As you probably already heard, there is a new stress test that came into effect on June 1, 2021. This occurred because the Office of the Superintendent of Financial Institutions (OFSI) tightened the requirements for property owners in order to reduce the risk of mortgage default.
The new stress test asks that owners or potential buyers with 20% or more down for a mortgage, to provide proof that they can afford payments if rates are to go up when they renew in the future. This test does not depend on the price of the house.
How does this affect you?
The new rate to qualify is 5.25% and applies to all buyers. That is up from 4.79% in the past. So if you are thinking of buying a home, this could affect the price that you are looking at. You also will now have to show that your current income will support a loan that is above the current rate. In addition this could affect you if you are refinancing your home, switching a lender, or even taking out a line of credit on your house.
Other things to consider
Overall to qualify for a mortgage you do have to have a credit score of at least 680 (this went up from600). If you borrowed money that will not count towards your down payment. And your gross debt ratio is limited to 35%. You do have an option of avoiding the stress test by looking into getting a private mortgage but that too comes with restrictions. Interest rates are usually higher and the loan terms are short.
How can a Real Estate lawyer help?
Your lawyer can help you with educating you about the new stress test rules and what you can expect when looking at a new or existing mortgage. The agreement of purchase and sale might also include mortgage clauses that would need attention.
At Eshel Law Firm, we have the expertise and experience to help you make informed choices when it comes to your Real Estate decisions. Whether you are buying, selling, or making mortgage evaluations, we are happy to provide you with a consultation and answer any questions you might have

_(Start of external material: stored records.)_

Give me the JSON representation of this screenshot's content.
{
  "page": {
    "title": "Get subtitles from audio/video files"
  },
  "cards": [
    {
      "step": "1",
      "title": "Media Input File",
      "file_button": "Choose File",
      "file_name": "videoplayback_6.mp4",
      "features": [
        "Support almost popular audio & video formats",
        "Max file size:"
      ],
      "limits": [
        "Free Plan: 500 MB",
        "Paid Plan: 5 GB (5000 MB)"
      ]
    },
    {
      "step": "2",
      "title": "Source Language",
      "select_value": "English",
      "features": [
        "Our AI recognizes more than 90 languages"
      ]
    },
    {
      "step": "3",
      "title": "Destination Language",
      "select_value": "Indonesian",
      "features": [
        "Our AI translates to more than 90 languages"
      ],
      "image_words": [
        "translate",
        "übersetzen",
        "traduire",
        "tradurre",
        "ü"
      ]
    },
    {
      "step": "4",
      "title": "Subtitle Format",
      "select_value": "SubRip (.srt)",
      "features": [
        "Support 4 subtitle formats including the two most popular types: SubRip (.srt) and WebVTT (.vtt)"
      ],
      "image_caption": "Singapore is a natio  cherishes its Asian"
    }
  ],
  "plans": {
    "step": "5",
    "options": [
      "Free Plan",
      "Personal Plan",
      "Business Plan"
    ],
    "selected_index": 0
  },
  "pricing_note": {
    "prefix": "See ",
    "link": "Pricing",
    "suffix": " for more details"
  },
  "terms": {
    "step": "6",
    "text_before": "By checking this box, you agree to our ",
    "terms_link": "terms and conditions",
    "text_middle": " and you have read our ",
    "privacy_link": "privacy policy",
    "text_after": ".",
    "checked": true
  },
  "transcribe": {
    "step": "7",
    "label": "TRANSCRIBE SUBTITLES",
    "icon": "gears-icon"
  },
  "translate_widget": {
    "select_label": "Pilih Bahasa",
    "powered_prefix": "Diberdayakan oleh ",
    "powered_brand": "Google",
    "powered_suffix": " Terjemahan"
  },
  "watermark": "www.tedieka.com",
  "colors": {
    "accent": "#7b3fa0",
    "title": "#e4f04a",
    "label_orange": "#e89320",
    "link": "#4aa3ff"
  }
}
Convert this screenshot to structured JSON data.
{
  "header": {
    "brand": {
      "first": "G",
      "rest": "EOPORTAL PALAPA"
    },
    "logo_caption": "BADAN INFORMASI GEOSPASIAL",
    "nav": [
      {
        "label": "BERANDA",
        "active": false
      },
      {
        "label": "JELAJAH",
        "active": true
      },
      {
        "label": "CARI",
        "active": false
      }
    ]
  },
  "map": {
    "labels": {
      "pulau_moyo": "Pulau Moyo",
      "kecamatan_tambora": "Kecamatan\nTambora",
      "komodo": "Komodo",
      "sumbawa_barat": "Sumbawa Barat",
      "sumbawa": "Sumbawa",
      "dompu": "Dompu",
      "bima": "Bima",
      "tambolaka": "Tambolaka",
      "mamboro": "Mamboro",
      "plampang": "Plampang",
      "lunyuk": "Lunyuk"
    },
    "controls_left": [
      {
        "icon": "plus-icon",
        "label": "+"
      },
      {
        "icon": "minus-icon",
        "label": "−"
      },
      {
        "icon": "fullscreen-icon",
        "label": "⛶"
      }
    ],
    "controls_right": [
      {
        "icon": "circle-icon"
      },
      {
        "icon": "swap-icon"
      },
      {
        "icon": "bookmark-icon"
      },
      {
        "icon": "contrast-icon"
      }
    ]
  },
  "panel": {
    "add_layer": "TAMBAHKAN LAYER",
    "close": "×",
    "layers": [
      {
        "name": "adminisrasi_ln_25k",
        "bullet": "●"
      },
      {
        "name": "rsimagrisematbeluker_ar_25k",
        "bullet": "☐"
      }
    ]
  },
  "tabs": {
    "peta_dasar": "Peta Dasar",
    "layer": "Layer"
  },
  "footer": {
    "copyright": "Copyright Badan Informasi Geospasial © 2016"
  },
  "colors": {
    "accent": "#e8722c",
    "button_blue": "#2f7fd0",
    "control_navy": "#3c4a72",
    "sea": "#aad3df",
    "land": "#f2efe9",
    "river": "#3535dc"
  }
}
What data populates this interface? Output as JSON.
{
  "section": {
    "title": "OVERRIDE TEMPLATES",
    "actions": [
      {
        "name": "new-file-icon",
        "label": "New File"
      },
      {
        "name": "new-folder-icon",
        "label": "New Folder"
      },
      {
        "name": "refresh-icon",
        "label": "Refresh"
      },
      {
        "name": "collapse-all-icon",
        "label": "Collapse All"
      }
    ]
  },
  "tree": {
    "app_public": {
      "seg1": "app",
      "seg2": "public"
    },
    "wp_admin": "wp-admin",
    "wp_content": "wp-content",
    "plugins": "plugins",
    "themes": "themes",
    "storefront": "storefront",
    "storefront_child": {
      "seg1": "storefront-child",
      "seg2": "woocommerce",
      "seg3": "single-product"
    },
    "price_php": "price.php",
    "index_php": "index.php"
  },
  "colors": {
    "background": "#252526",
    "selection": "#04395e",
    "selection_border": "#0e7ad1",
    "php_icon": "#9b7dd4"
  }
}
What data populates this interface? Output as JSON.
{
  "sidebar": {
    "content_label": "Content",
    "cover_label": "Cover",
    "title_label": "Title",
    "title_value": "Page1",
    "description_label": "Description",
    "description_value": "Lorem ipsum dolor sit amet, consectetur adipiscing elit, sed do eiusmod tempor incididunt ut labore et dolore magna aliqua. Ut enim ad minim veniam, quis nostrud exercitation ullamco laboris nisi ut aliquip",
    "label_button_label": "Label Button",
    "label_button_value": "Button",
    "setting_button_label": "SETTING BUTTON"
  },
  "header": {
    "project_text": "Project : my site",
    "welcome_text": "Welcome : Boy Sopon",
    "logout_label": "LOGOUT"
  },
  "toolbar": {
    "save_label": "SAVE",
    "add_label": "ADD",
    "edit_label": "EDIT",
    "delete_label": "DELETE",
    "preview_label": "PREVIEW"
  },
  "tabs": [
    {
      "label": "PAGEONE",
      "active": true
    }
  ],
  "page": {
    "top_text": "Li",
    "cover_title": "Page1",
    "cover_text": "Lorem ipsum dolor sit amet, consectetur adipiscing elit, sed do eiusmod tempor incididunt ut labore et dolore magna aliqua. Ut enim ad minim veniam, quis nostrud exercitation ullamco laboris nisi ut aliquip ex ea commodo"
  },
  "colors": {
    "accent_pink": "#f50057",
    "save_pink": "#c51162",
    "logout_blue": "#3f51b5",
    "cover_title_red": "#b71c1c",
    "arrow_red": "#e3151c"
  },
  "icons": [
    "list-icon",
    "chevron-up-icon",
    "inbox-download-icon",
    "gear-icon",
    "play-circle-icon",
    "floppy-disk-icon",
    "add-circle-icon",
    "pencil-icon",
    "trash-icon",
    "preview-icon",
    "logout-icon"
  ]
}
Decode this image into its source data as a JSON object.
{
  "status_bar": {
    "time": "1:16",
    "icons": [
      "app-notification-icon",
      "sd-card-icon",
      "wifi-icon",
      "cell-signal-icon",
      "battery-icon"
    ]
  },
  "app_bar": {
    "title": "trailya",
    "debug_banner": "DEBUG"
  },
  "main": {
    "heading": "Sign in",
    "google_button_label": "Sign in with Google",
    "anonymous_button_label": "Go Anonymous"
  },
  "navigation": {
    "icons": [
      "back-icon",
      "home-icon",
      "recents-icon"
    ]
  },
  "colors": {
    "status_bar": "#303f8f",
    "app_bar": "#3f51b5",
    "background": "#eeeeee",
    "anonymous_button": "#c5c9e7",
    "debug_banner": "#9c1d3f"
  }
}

Contact us at: email@example.com or visit our website to make an appointment: www.eshellaw.ca.